RECORDS FOR PROCESSING START
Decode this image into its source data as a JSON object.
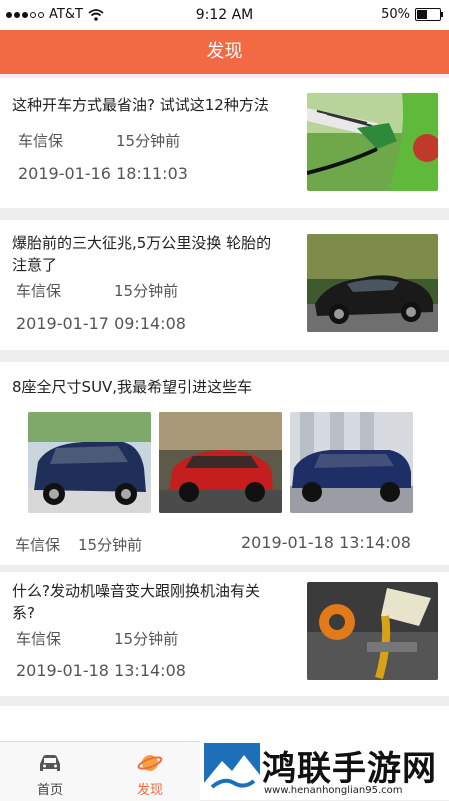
{
  "status_bar": {
    "carrier": "AT&T",
    "time": "9:12 AM",
    "battery": "50%",
    "battery_level": 0.5
  },
  "header": {
    "title": "发现"
  },
  "articles": [
    {
      "title": "这种开车方式最省油? 试试这12种方法",
      "source": "车信保",
      "ago": "15分钟前",
      "date": "2019-01-16 18:11:03"
    },
    {
      "title_lines": [
        "爆胎前的三大征兆,5万公里没换 轮胎的",
        "注意了"
      ],
      "source": "车信保",
      "ago": "15分钟前",
      "date": "2019-01-17 09:14:08"
    },
    {
      "title": "8座全尺寸SUV,我最希望引进这些车",
      "source": "车信保",
      "ago": "15分钟前",
      "date": "2019-01-18 13:14:08"
    },
    {
      "title_lines": [
        "什么?发动机噪音变大跟刚换机油有关",
        "系?"
      ],
      "source": "车信保",
      "ago": "15分钟前",
      "date": "2019-01-18 13:14:08"
    }
  ],
  "tabs": {
    "home": "首页",
    "discover": "发现"
  },
  "watermark": {
    "name": "鸿联手游网",
    "url": "www.henanhonglian95.com"
  },
  "colors": {
    "accent": "#f26a44",
    "background": "#eeeeee"
  }
}
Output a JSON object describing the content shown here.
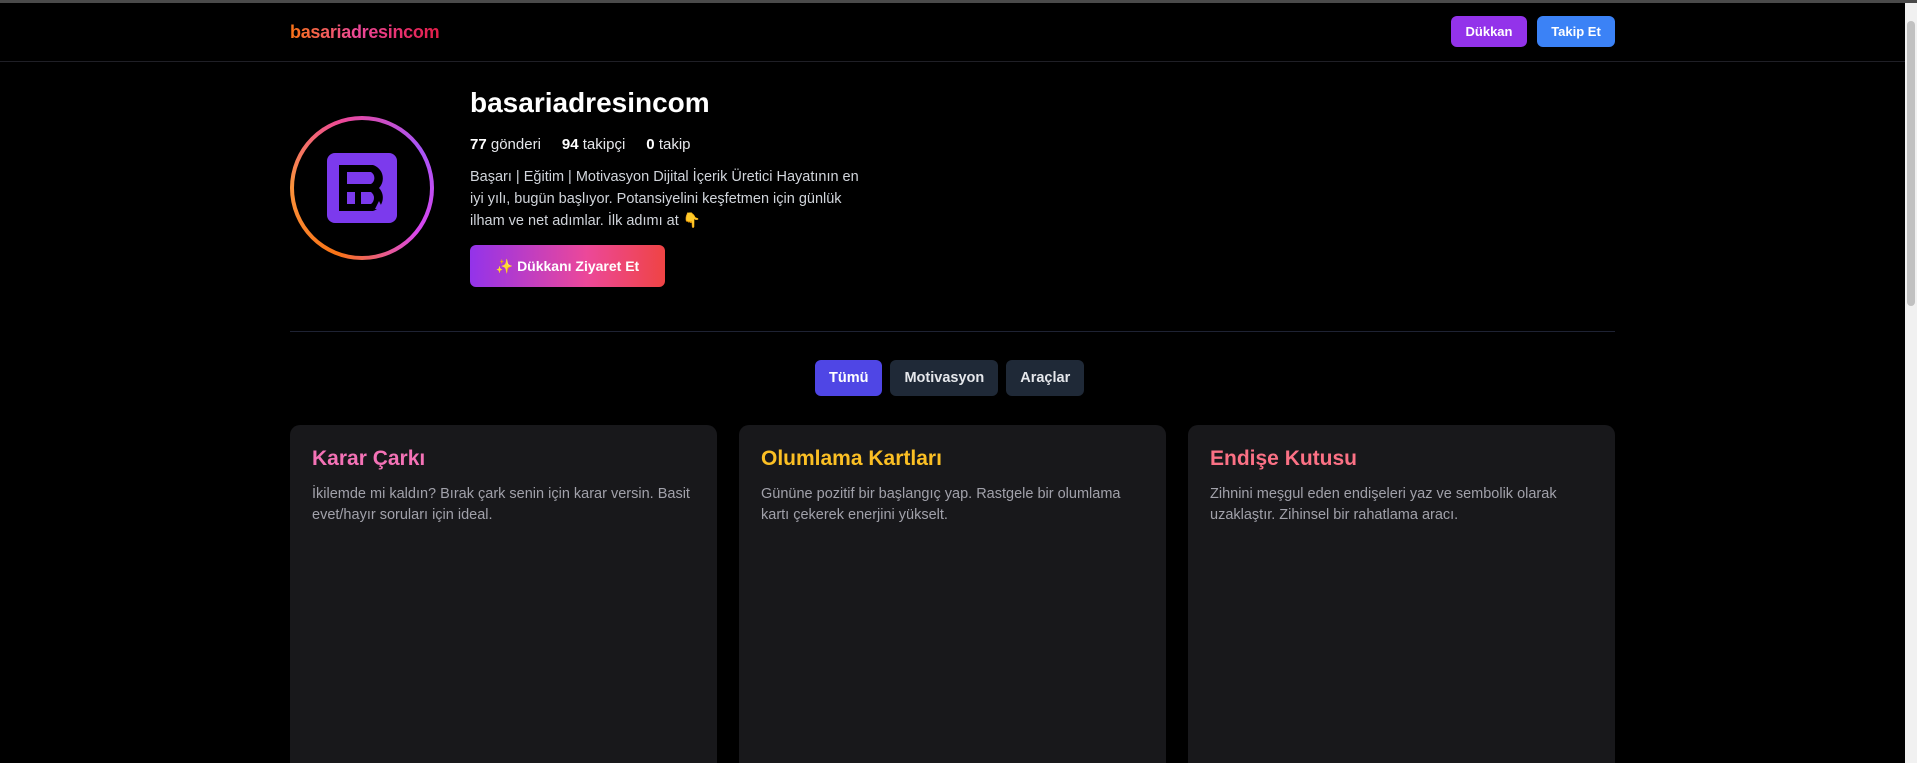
{
  "header": {
    "brand": "basariadresincom",
    "shop_button": "Dükkan",
    "follow_button": "Takip Et"
  },
  "profile": {
    "name": "basariadresincom",
    "stats": [
      {
        "count": "77",
        "label": "gönderi"
      },
      {
        "count": "94",
        "label": "takipçi"
      },
      {
        "count": "0",
        "label": "takip"
      }
    ],
    "bio": "Başarı | Eğitim | Motivasyon Dijital İçerik Üretici Hayatının en iyi yılı, bugün başlıyor. Potansiyelini keşfetmen için günlük ilham ve net adımlar. İlk adımı at 👇",
    "cta": "✨ Dükkanı Ziyaret Et"
  },
  "tabs": [
    {
      "label": "Tümü",
      "active": true
    },
    {
      "label": "Motivasyon",
      "active": false
    },
    {
      "label": "Araçlar",
      "active": false
    }
  ],
  "cards": [
    {
      "title": "Karar Çarkı",
      "desc": "İkilemde mi kaldın? Bırak çark senin için karar versin. Basit evet/hayır soruları için ideal.",
      "color": "#f472b6"
    },
    {
      "title": "Olumlama Kartları",
      "desc": "Gününe pozitif bir başlangıç yap. Rastgele bir olumlama kartı çekerek enerjini yükselt.",
      "color": "#fbbf24"
    },
    {
      "title": "Endişe Kutusu",
      "desc": "Zihnini meşgul eden endişeleri yaz ve sembolik olarak uzaklaştır. Zihinsel bir rahatlama aracı.",
      "color": "#fb7185"
    }
  ],
  "colors": {
    "background": "#000000",
    "card": "#18181b",
    "tab_active": "#4f46e5",
    "tab_inactive": "#1f2937",
    "shop_button": "#9333ea",
    "follow_button": "#3b82f6",
    "logo": "#7c3aed"
  },
  "icons": {
    "avatar_logo": "bp-monogram-logo"
  }
}
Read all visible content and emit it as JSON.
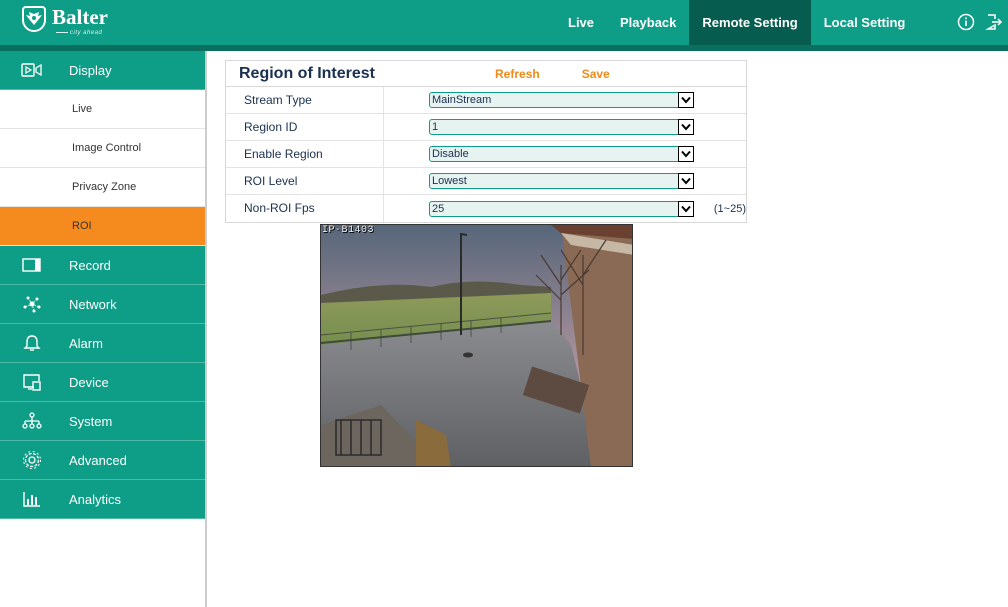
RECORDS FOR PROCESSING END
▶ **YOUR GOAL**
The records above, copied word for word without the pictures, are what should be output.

▶ **REPLY**
Decode this image into its source data as a JSON object.
{
  "status_bar": {
    "carrier": "AT&T",
    "time": "9:12 AM",
    "battery": "50%",
    "battery_level": 0.5
  },
  "header": {
    "title": "发现"
  },
  "articles": [
    {
      "title": "这种开车方式最省油? 试试这12种方法",
      "source": "车信保",
      "ago": "15分钟前",
      "date": "2019-01-16 18:11:03"
    },
    {
      "title_lines": [
        "爆胎前的三大征兆,5万公里没换 轮胎的",
        "注意了"
      ],
      "source": "车信保",
      "ago": "15分钟前",
      "date": "2019-01-17 09:14:08"
    },
    {
      "title": "8座全尺寸SUV,我最希望引进这些车",
      "source": "车信保",
      "ago": "15分钟前",
      "date": "2019-01-18 13:14:08"
    },
    {
      "title_lines": [
        "什么?发动机噪音变大跟刚换机油有关",
        "系?"
      ],
      "source": "车信保",
      "ago": "15分钟前",
      "date": "2019-01-18 13:14:08"
    }
  ],
  "tabs": {
    "home": "首页",
    "discover": "发现"
  },
  "watermark": {
    "name": "鸿联手游网",
    "url": "www.henanhonglian95.com"
  },
  "colors": {
    "accent": "#f26a44",
    "background": "#eeeeee"
  }
}
Output a JSON object describing the content shown here.
{
  "header": {
    "brand": "basariadresincom",
    "shop_button": "Dükkan",
    "follow_button": "Takip Et"
  },
  "profile": {
    "name": "basariadresincom",
    "stats": [
      {
        "count": "77",
        "label": "gönderi"
      },
      {
        "count": "94",
        "label": "takipçi"
      },
      {
        "count": "0",
        "label": "takip"
      }
    ],
    "bio": "Başarı | Eğitim | Motivasyon Dijital İçerik Üretici Hayatının en iyi yılı, bugün başlıyor. Potansiyelini keşfetmen için günlük ilham ve net adımlar. İlk adımı at 👇",
    "cta": "✨ Dükkanı Ziyaret Et"
  },
  "tabs": [
    {
      "label": "Tümü",
      "active": true
    },
    {
      "label": "Motivasyon",
      "active": false
    },
    {
      "label": "Araçlar",
      "active": false
    }
  ],
  "cards": [
    {
      "title": "Karar Çarkı",
      "desc": "İkilemde mi kaldın? Bırak çark senin için karar versin. Basit evet/hayır soruları için ideal.",
      "color": "#f472b6"
    },
    {
      "title": "Olumlama Kartları",
      "desc": "Gününe pozitif bir başlangıç yap. Rastgele bir olumlama kartı çekerek enerjini yükselt.",
      "color": "#fbbf24"
    },
    {
      "title": "Endişe Kutusu",
      "desc": "Zihnini meşgul eden endişeleri yaz ve sembolik olarak uzaklaştır. Zihinsel bir rahatlama aracı.",
      "color": "#fb7185"
    }
  ],
  "colors": {
    "background": "#000000",
    "card": "#18181b",
    "tab_active": "#4f46e5",
    "tab_inactive": "#1f2937",
    "shop_button": "#9333ea",
    "follow_button": "#3b82f6",
    "logo": "#7c3aed"
  },
  "icons": {
    "avatar_logo": "bp-monogram-logo"
  }
}
Read all visible content and emit it as JSON.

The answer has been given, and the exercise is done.